**Task to carry out**
Copy, from the data below, each line that has the word "StarRating".

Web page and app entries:

%%

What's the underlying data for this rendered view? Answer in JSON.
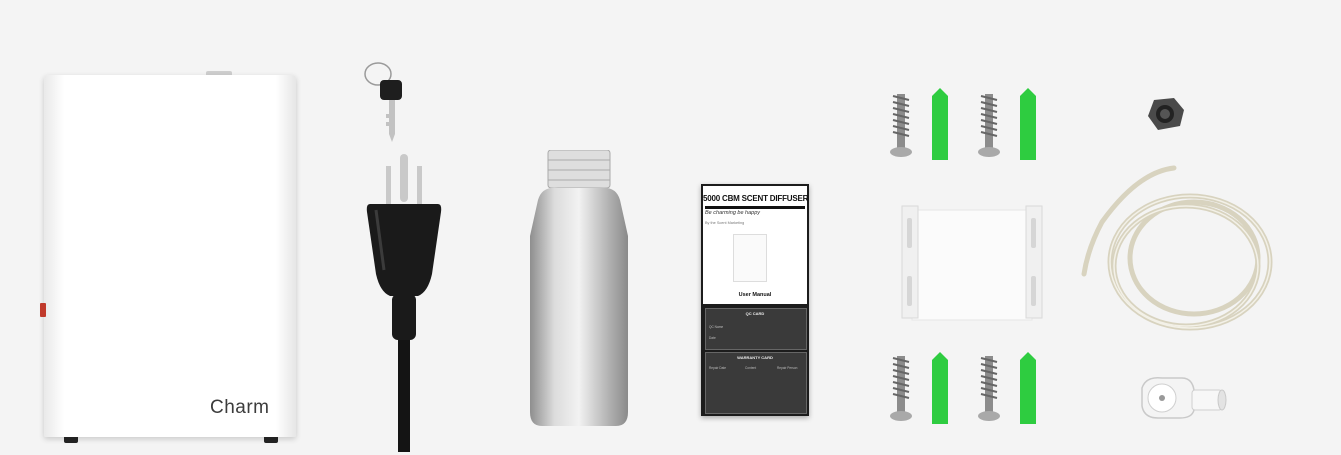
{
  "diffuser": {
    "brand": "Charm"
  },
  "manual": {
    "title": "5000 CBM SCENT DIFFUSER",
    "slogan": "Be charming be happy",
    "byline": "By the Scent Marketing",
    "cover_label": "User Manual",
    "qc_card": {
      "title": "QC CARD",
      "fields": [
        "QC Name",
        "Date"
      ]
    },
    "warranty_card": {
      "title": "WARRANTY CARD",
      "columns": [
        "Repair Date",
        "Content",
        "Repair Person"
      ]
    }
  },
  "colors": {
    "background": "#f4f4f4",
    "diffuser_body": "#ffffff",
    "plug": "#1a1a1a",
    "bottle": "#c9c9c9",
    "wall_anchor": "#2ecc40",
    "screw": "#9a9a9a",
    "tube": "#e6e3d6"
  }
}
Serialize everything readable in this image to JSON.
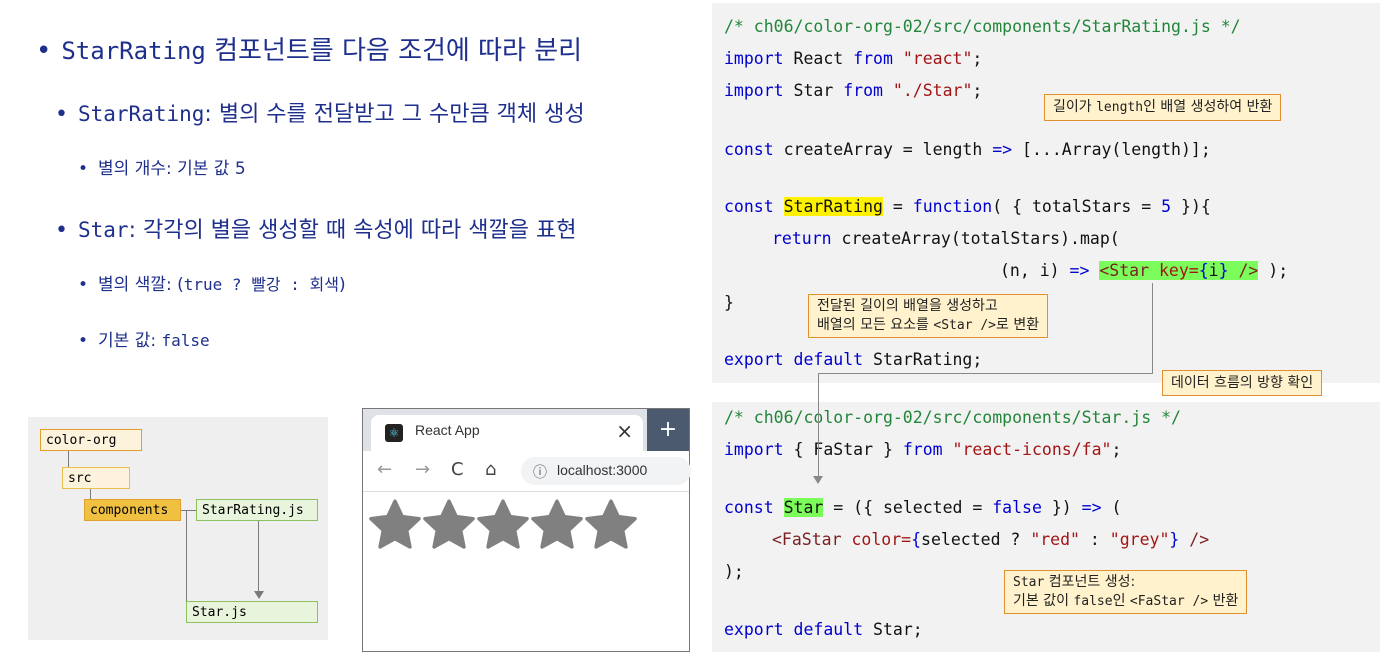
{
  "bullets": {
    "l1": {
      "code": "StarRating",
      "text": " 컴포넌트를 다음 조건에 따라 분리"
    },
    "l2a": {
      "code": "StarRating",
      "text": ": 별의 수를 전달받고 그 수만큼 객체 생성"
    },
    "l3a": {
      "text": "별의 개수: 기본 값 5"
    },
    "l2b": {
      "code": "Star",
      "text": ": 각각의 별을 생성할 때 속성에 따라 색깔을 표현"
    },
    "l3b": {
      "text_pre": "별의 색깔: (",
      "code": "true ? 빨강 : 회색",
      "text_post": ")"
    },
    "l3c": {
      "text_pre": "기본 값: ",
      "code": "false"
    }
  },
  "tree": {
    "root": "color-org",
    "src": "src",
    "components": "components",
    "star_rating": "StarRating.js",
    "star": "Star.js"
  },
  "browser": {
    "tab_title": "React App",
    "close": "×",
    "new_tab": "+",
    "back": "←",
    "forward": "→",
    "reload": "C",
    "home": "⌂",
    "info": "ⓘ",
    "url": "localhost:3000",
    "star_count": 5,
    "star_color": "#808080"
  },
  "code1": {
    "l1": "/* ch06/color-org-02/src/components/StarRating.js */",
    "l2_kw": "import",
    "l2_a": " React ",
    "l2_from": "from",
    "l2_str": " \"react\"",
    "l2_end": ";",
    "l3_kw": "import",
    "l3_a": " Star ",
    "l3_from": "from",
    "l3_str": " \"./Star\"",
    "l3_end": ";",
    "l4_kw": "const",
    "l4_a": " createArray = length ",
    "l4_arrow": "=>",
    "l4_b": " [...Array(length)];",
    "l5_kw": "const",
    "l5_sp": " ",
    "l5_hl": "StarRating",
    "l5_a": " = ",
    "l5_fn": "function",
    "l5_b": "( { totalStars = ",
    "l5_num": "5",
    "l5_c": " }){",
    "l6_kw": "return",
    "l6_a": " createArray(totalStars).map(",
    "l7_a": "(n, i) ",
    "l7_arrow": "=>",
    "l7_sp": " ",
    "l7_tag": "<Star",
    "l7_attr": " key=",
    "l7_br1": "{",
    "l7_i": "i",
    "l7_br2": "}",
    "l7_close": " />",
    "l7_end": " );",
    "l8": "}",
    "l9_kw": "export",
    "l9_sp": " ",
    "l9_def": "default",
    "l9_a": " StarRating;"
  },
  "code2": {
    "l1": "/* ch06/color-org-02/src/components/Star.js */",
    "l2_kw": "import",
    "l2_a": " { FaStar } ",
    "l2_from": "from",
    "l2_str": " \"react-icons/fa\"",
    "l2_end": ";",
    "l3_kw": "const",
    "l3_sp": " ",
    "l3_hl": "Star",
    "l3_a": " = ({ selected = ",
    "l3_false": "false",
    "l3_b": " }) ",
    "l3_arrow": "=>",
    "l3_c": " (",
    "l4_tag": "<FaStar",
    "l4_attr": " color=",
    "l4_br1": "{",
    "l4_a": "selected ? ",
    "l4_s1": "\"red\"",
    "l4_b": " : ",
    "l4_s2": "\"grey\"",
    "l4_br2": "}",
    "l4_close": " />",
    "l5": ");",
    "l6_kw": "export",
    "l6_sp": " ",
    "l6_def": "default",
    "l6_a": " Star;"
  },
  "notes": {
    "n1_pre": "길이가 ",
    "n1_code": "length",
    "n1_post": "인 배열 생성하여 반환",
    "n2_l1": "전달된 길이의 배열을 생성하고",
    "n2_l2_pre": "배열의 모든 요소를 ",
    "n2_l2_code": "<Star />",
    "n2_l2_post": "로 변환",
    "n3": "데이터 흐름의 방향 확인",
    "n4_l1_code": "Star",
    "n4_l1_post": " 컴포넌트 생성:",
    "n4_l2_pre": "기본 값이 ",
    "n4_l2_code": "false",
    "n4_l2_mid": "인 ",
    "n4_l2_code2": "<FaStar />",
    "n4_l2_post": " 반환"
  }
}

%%
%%

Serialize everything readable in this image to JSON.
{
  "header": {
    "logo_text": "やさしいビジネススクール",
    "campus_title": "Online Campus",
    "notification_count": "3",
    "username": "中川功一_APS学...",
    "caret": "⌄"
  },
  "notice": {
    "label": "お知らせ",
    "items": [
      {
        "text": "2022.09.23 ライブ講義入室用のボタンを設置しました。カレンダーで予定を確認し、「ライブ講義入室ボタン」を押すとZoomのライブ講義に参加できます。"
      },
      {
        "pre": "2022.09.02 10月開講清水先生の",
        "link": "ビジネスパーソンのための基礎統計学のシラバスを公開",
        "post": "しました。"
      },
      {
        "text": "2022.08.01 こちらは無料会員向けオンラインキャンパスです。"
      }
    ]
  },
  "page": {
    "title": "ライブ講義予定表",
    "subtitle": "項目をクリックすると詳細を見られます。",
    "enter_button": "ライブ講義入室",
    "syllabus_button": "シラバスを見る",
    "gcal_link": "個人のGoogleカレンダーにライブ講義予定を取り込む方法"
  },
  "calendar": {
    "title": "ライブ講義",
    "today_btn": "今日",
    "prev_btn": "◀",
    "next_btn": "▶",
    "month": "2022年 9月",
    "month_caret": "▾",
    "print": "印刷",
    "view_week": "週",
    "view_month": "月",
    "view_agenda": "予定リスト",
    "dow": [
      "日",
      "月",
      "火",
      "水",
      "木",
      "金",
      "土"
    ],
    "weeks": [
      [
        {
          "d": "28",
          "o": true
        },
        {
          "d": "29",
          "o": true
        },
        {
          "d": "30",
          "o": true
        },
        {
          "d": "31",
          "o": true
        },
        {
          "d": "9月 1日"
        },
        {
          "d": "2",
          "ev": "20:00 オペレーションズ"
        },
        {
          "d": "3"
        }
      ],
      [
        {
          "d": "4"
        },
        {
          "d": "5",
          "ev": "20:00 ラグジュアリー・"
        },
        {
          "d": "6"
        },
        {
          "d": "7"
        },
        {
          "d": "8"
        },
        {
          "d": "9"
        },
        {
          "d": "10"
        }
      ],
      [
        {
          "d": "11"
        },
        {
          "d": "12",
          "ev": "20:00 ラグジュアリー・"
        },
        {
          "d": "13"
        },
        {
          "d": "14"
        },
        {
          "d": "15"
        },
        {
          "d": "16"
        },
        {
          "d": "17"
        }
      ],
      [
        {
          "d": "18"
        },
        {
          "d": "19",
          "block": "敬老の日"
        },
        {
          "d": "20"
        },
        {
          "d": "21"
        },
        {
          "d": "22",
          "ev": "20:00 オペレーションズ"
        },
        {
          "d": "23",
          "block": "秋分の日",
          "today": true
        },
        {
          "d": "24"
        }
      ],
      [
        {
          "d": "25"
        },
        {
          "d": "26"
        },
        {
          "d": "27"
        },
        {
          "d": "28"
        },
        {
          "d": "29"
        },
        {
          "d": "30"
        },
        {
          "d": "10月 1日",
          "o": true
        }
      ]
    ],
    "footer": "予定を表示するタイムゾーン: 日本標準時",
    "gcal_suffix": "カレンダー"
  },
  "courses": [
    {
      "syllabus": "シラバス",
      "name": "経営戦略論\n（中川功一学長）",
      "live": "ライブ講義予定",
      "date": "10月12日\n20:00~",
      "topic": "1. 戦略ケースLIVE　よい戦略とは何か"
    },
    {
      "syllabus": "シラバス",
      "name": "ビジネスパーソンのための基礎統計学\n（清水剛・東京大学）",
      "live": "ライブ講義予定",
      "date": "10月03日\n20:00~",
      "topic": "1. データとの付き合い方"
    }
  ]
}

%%
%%

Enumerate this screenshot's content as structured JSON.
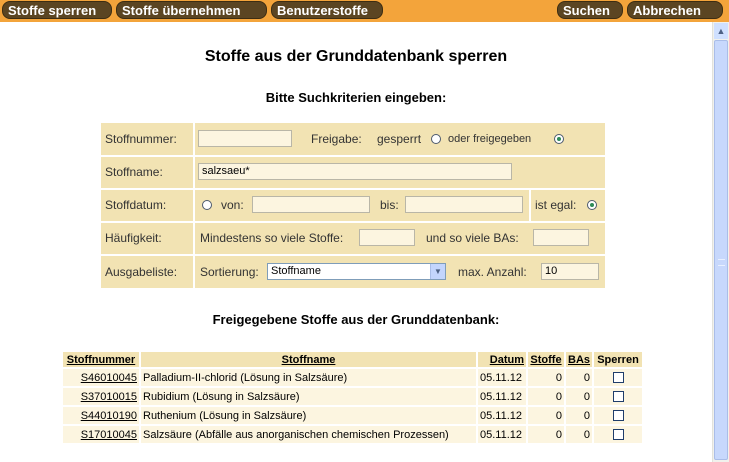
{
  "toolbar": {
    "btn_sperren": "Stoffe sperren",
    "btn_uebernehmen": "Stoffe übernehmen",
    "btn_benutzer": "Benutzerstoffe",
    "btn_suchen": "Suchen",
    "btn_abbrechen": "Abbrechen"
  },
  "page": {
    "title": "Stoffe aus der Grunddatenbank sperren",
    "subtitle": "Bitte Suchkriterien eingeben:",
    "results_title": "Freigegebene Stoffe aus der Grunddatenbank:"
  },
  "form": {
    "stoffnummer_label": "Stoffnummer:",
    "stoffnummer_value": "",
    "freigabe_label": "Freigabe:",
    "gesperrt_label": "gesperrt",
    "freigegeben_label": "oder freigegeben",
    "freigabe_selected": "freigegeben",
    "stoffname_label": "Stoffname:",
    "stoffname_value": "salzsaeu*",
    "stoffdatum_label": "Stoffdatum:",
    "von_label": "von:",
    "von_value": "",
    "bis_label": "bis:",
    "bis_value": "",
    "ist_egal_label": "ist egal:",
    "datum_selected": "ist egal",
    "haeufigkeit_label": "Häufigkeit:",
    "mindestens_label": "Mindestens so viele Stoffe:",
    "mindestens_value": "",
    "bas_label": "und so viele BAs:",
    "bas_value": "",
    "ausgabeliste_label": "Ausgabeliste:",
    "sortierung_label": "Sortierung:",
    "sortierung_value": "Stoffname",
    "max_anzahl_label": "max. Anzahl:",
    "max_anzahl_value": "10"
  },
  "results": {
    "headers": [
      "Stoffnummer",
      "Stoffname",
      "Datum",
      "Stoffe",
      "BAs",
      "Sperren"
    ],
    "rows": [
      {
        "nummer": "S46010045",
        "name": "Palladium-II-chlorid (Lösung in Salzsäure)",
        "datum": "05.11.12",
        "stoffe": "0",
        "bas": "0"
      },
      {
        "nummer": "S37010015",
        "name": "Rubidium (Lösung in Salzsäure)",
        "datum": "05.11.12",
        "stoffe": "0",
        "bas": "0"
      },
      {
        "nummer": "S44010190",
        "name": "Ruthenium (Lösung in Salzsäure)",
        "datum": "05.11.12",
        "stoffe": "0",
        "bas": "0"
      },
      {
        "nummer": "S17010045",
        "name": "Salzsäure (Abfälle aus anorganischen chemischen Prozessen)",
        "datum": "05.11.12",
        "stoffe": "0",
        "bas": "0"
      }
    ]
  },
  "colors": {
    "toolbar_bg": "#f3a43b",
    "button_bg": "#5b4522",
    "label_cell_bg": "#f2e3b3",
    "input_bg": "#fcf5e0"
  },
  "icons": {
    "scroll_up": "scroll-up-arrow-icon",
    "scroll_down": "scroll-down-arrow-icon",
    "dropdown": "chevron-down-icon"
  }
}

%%

**Task answer**
      "code": "StarRating",
      "code": "StarRating",
    "star_rating": "StarRating.js",
    "l1": "/* ch06/color-org-02/src/components/StarRating.js */",
    "l5_hl": "StarRating",
    "l9_a": " StarRating;"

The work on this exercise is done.